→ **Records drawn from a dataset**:

<<<<

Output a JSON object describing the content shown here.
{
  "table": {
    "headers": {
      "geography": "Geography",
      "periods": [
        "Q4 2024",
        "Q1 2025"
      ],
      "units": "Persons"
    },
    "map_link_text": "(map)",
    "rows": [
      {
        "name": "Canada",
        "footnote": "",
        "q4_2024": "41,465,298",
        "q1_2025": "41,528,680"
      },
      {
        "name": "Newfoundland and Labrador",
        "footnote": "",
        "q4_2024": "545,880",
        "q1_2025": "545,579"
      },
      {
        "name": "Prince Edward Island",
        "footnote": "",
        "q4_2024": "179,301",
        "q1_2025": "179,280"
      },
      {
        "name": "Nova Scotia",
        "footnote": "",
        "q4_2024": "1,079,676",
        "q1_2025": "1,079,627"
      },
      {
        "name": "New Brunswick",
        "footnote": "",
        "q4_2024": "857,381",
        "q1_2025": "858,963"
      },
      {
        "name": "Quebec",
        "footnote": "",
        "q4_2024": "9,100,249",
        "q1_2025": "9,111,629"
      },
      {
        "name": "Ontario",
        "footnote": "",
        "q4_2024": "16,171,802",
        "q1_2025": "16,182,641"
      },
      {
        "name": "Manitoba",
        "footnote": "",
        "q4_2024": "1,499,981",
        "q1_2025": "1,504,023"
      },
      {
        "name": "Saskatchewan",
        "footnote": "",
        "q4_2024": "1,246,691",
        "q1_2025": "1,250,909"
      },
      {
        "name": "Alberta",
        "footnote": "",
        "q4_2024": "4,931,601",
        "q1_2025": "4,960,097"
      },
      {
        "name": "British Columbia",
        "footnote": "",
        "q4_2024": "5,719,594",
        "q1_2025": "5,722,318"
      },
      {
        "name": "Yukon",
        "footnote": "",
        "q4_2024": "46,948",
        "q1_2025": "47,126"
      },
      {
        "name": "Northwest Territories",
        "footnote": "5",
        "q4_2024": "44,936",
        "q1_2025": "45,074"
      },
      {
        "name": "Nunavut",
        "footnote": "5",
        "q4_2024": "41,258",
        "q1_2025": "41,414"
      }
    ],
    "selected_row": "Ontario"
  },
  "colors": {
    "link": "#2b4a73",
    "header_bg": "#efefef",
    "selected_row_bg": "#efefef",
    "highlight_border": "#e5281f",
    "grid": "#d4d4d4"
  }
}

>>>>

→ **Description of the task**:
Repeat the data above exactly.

→ **Your solution**:
Output a JSON object describing the content shown here.
{
  "table": {
    "headers": {
      "geography": "Geography",
      "periods": [
        "Q4 2024",
        "Q1 2025"
      ],
      "units": "Persons"
    },
    "map_link_text": "(map)",
    "rows": [
      {
        "name": "Canada",
        "footnote": "",
        "q4_2024": "41,465,298",
        "q1_2025": "41,528,680"
      },
      {
        "name": "Newfoundland and Labrador",
        "footnote": "",
        "q4_2024": "545,880",
        "q1_2025": "545,579"
      },
      {
        "name": "Prince Edward Island",
        "footnote": "",
        "q4_2024": "179,301",
        "q1_2025": "179,280"
      },
      {
        "name": "Nova Scotia",
        "footnote": "",
        "q4_2024": "1,079,676",
        "q1_2025": "1,079,627"
      },
      {
        "name": "New Brunswick",
        "footnote": "",
        "q4_2024": "857,381",
        "q1_2025": "858,963"
      },
      {
        "name": "Quebec",
        "footnote": "",
        "q4_2024": "9,100,249",
        "q1_2025": "9,111,629"
      },
      {
        "name": "Ontario",
        "footnote": "",
        "q4_2024": "16,171,802",
        "q1_2025": "16,182,641"
      },
      {
        "name": "Manitoba",
        "footnote": "",
        "q4_2024": "1,499,981",
        "q1_2025": "1,504,023"
      },
      {
        "name": "Saskatchewan",
        "footnote": "",
        "q4_2024": "1,246,691",
        "q1_2025": "1,250,909"
      },
      {
        "name": "Alberta",
        "footnote": "",
        "q4_2024": "4,931,601",
        "q1_2025": "4,960,097"
      },
      {
        "name": "British Columbia",
        "footnote": "",
        "q4_2024": "5,719,594",
        "q1_2025": "5,722,318"
      },
      {
        "name": "Yukon",
        "footnote": "",
        "q4_2024": "46,948",
        "q1_2025": "47,126"
      },
      {
        "name": "Northwest Territories",
        "footnote": "5",
        "q4_2024": "44,936",
        "q1_2025": "45,074"
      },
      {
        "name": "Nunavut",
        "footnote": "5",
        "q4_2024": "41,258",
        "q1_2025": "41,414"
      }
    ],
    "selected_row": "Ontario"
  },
  "colors": {
    "link": "#2b4a73",
    "header_bg": "#efefef",
    "selected_row_bg": "#efefef",
    "highlight_border": "#e5281f",
    "grid": "#d4d4d4"
  }
}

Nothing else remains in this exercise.